Two reports were released this week offering divergent outlooks for the success of the lethargic economic recovery–one somewhat optimistic and the other rather more pessimistic.
The good news first: According research organization The Conference Board’s monthly Help Wanted OnLine Data Series, vacancies advertised online rose by 232,000 openings over the month of June, bringing the total number of available jobs posted online to 4,947,100. The spike was bolstered by a late-month surge after sluggish growth earlier in the month, the report notes. Especially bullish was growth in “Computer and mathematical science” job openings, where June saw 42,400 new ads advertised online–approximately a 7% jump. Other science fields saw more limited growth: New ads categorized as “Life, physical and social science” grew from 73,200 jobs posted in May to 73,400 jobs posted in June.
Now the bad news: Although the U.S. Bureau of Labor Statistics (BLS) announced that 80,000 more people became employed in June, the unemployment rate failed to budge, sitting at 8.2%. (Economists estimate that we need about 120,000 new jobs per month to keep up with new workers entering the workforce.) While it’s not possible to separate out science jobs specifically from BLS’s analysis, it’s safe to say that a stagnant unemployment rate is as disappointing to science job-seekers as it is to the rest of the country’s unemployed.
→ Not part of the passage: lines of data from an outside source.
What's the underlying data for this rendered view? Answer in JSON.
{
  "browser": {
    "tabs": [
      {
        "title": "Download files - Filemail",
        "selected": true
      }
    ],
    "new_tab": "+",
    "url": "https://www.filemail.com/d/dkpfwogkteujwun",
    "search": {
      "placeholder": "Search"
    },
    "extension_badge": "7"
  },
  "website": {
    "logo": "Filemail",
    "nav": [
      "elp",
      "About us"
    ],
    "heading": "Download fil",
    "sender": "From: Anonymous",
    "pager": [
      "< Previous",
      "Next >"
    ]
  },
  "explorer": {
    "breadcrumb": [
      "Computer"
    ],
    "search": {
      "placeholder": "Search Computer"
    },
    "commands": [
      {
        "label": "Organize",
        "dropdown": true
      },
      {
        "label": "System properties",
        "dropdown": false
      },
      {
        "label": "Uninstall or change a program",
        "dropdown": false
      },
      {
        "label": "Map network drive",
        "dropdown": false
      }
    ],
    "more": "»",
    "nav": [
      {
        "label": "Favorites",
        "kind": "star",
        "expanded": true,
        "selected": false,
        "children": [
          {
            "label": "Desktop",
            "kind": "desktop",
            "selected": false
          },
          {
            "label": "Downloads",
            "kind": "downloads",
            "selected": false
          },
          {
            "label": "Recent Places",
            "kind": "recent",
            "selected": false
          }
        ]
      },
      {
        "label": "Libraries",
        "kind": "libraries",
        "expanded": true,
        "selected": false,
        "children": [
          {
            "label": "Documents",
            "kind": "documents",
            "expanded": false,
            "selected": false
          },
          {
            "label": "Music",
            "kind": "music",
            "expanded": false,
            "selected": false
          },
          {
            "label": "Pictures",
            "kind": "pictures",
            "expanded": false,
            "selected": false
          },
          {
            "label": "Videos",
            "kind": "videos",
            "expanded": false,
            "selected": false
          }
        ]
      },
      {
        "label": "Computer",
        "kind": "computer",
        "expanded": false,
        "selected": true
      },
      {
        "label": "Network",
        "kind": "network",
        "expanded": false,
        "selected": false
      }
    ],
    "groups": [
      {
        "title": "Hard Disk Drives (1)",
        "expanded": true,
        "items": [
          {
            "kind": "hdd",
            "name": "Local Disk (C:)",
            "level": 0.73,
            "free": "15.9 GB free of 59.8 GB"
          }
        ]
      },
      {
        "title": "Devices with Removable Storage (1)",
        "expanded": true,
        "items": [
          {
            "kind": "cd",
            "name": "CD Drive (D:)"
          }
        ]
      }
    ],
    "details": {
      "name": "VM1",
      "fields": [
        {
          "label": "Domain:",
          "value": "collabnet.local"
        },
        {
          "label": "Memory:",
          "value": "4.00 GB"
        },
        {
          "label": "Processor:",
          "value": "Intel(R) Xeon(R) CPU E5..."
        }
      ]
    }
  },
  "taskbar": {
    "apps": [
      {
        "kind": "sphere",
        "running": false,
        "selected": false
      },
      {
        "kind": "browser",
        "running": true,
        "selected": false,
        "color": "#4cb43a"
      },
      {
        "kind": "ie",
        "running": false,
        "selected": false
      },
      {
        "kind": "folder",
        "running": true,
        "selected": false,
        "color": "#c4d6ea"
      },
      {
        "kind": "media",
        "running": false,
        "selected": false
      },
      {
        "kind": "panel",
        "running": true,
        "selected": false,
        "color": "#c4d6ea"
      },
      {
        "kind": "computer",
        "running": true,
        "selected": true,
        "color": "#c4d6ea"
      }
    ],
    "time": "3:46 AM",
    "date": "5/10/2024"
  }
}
The upshot? If The Conference Board’s numbers are to believed, those seeking computer science careers can breathe just a hair easier. That jibes with other reports seen here and elsewhere that computational science jobs remain in demand in spite of the overall depressed economy. (On the other hand, some people claim that those numbers are being manipulated–that in IT much more than in other fields, every job opening yields several job ads, and that this redundancy isn’t adequately offset in the Conference Board report.) For everyone else, it’s still a waiting game.